Google Analytics is an incredibly powerful tool that offers easily accessible insights from the moment you open the interface, but a lot of information can be missed if you don’t pay attention. From determining which marketing channels are garnering you the most new leads to analyzing the path a user takes from initial interaction to final purchase, there’s a lot to be gained by sifting through the data that Analytics continuously collects.
Google offers numerous certification courses to help individuals learn how to make the most of their services; however, even as someone who is equipped with this knowledge, I regularly discover new ways to leverage the power of Analytics.
One such example:
The industry benchmarks comparison tool.
Industry Benchmarks? Whatever do you Mean?
Whenever we start working with a new client — particularly one that is running ads for the purpose of increasing website traffic — we push them to set measurable goals so that we can provide sound recommendations when it comes to budget and strategy.
But here’s the kicker:
Most small business owners don’t know what constitutes a reasonable goal when it comes to site traffic. Even if they know how much traffic their site currently gets, they don’t know if that number is good or bad. As a result, they struggle to set a reasonable budget that will help them reach their business goals.
Luckily, Google Analytics offers an easy-to-use industry benchmarks tool which allows you to compare your current site traffic to other web properties in similar industries. Follow along for instructions on how to access and take advantage of this easily overlooked function.
Step 1: Access the Benchmarking Tool
If you regularly delve into your Google Analytics, you may have glanced over the benchmarking tool without realizing it. I certainly did.
From your dashboard, look to the menu on the left and click on the Audience tab. From there, look to the bottom of the list. Right above Users Flow you should see the Benchmarking option.
Under Benchmarking you’ll see three more options: Channels, Location and Devices. For the purposes of this post, we’ll be covering Channels.
Step 2: Choose Your Time Frame
Anytime you’re looking into Google Analytics you should choose a specific time frame, since the context of that period likely had an effect on your site traffic. Maybe you work for a heating and air business that is particularly busy in the middle of summer. Or perhaps you always get a lot of business at the end of the year around Christmas.
Either way, you want to be purposeful when choosing a time frame. We usually look at our data in wide swaths — months or years at a time — but you can even look at weeks or specific days. If you want to see how a big week-long sale affected your site traffic, that’s something you can dig into.
To adjust the time range you’re looking at, go to the top right of the Google Analytics interface and click the dropdown menu with the date range in it.
Then, choose the time period you want to analyze.
Step 3: Choose Your Industry, Location, and Business Size
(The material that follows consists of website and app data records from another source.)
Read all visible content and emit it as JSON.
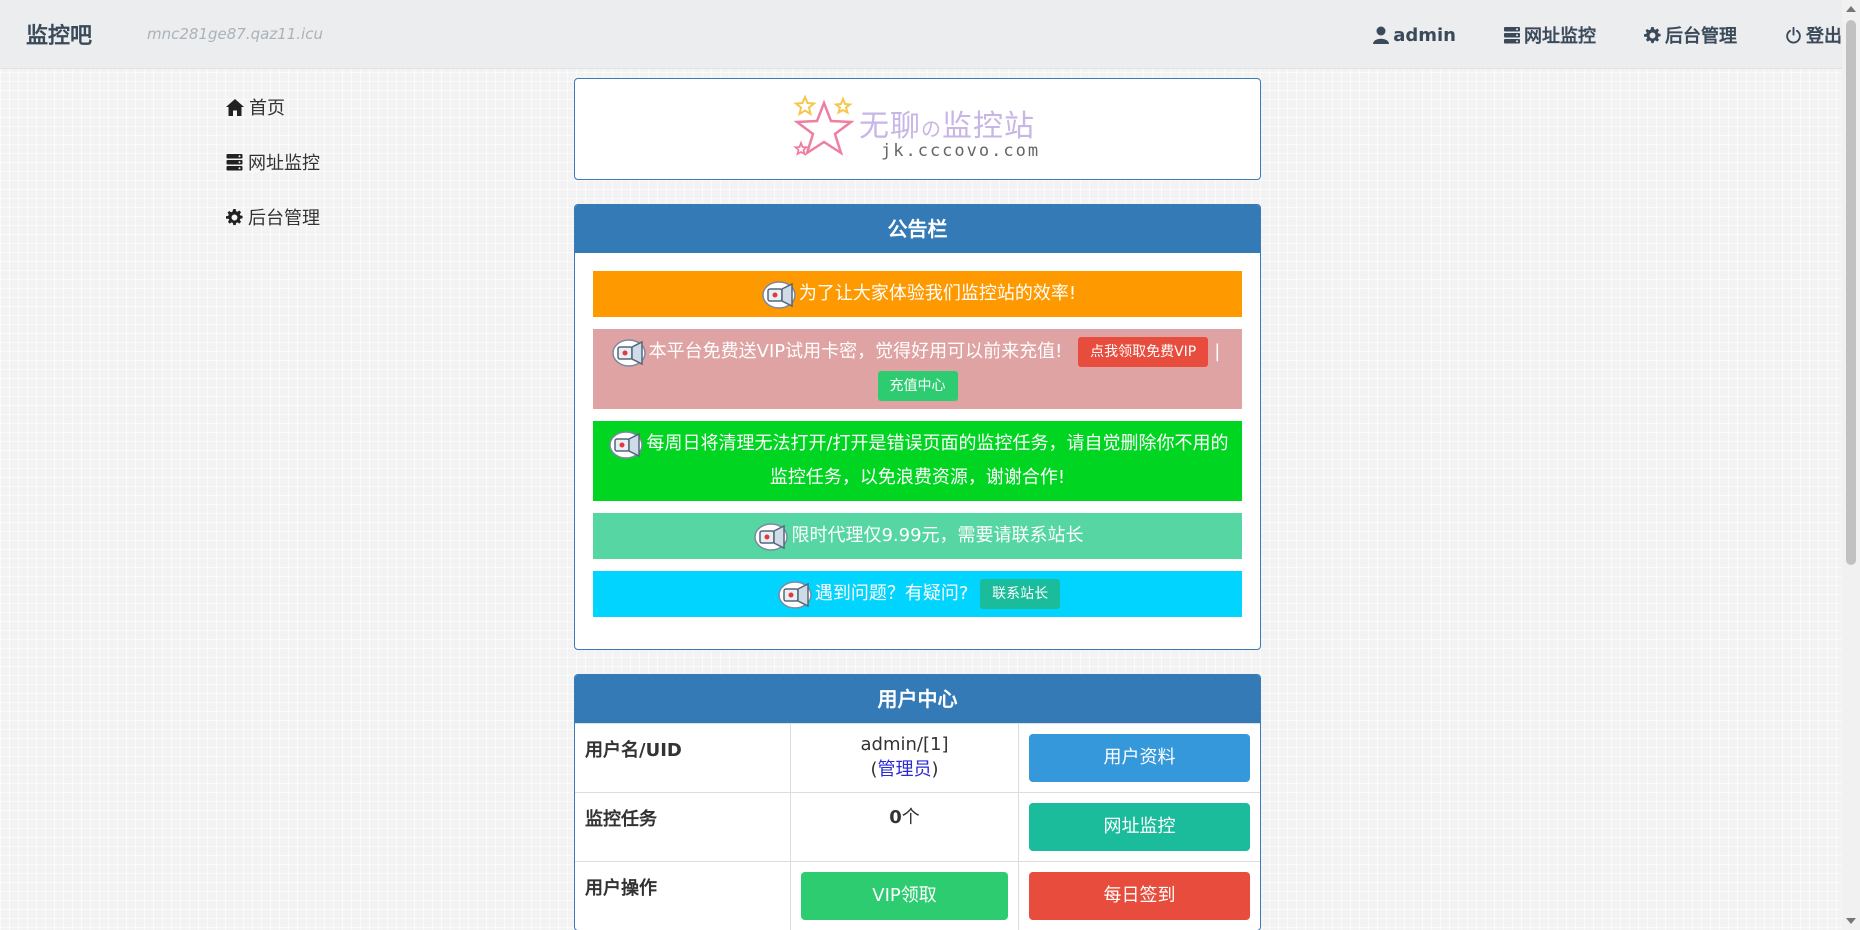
{
  "navbar": {
    "brand": "监控吧",
    "domain": "mnc281ge87.qaz11.icu",
    "items": [
      {
        "label": "admin",
        "icon": "user-icon"
      },
      {
        "label": "网址监控",
        "icon": "server-icon"
      },
      {
        "label": "后台管理",
        "icon": "gear-icon"
      },
      {
        "label": "登出",
        "icon": "power-icon"
      }
    ]
  },
  "sidebar": {
    "items": [
      {
        "label": "首页",
        "icon": "home-icon"
      },
      {
        "label": "网址监控",
        "icon": "server-icon"
      },
      {
        "label": "后台管理",
        "icon": "gear-icon"
      }
    ]
  },
  "logo": {
    "title_a": "无聊",
    "title_b": "の",
    "title_c": "监控站",
    "subtitle": "jk.cccovo.com"
  },
  "notice_board": {
    "title": "公告栏",
    "notices": [
      {
        "text": "为了让大家体验我们监控站的效率!",
        "color": "#ff9900"
      },
      {
        "text": "本平台免费送VIP试用卡密，觉得好用可以前来充值!",
        "color": "#e0a3a3",
        "btn1": "点我领取免费VIP",
        "btn1_color": "#e74c3c",
        "separator": "|",
        "btn2": "充值中心",
        "btn2_color": "#2ecc71"
      },
      {
        "text": "每周日将清理无法打开/打开是错误页面的监控任务，请自觉删除你不用的监控任务，以免浪费资源，谢谢合作!",
        "color": "#00d522"
      },
      {
        "text": "限时代理仅9.99元，需要请联系站长",
        "color": "#55d6a3"
      },
      {
        "text": "遇到问题？有疑问?",
        "color": "#00d4ff",
        "btn1": "联系站长",
        "btn1_color": "#1abc9c"
      }
    ]
  },
  "user_center": {
    "title": "用户中心",
    "rows": {
      "username_label": "用户名/UID",
      "username_value": "admin/[1]",
      "role_open": "(",
      "role": "管理员",
      "role_close": ")",
      "profile_btn": "用户资料",
      "tasks_label": "监控任务",
      "tasks_count": "0",
      "tasks_unit": "个",
      "monitor_btn": "网址监控",
      "ops_label": "用户操作",
      "vip_btn": "VIP领取",
      "signin_btn": "每日签到"
    }
  },
  "colors": {
    "primary": "#337ab7",
    "blue_btn": "#3498db",
    "teal_btn": "#1abc9c",
    "green_btn": "#2ecc71",
    "red_btn": "#e74c3c"
  }
}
This is my favorite part of the industry benchmarks tool because it allows you to be as specific or broad as you want.
In order for Google to find web properties to compare you to, you have to help out a bit. Start by choosing the industry vertical you fit within. You can go as broad as Law & Government, or dial down to something more specific like Labor & Employment Law. Choose whatever you think best describes you.
Since we offer a wide range of digital marketing services at Engenius, I would choose something that is specific but not too narrow, like All Web Services. It all depends on what you offer.
Next, choose the location you want to compare yourself to. This will likely be in the United States, but you may want to look at individual states and not the entire country, depending on where you offer your products and services. At Engenius, we’d focus on South Carolina since that’s where we primarily conduct business.
Finally, choose your company size. This isn’t so straightforward, because Google equates your company size to the average number of daily sessions your website garners.
To get an idea of what number best fits you, look at your sessions over the course of a year and divide that number by 365 to determine your average daily sessions.
Something to keep in mind:
The more you narrow your comparison by industry, location and business size, the smaller the sample size will be. While the information will likely still be statistically significant, this is important to keep in mind. Just by focusing on web service companies within South Carolina that receive 0-99 sessions a day, our sample size dropped from hundreds of thousands to just below 400.
Step 4: See How You Compare!
Once you’re satisfied with the parameters you’ve set, it’s time to finally see how you compare. The line graph at the top of the page will give you an idea of how your total site traffic compares, while the table below will show you how specific channels of traffic compare.
I find the table particularly helpful because it gives me an idea of how our different marketing methods are working, from SEO and paid advertising to blogging and email marketing.
Equip Yourself With The Right Knowledge
The Google Analytics industry benchmarks tool is a valuable asset, but in the end the information it provides is only valuable if you know how to use it. Sure, it’s fun to see how you compare to law firms in Bangladesh, but that’s not going to help you much in the way of improving your lead acquisition efforts.
At Engenius, we work with clients from a wide range of industries to create measurable marketing strategies focused on reaching specific business goals. If you want to learn more about what we can do for you, or if you just have some questions that you’re itching to have answered, please reach out! We love learning about the passions of business owners and sharing that excitement with others.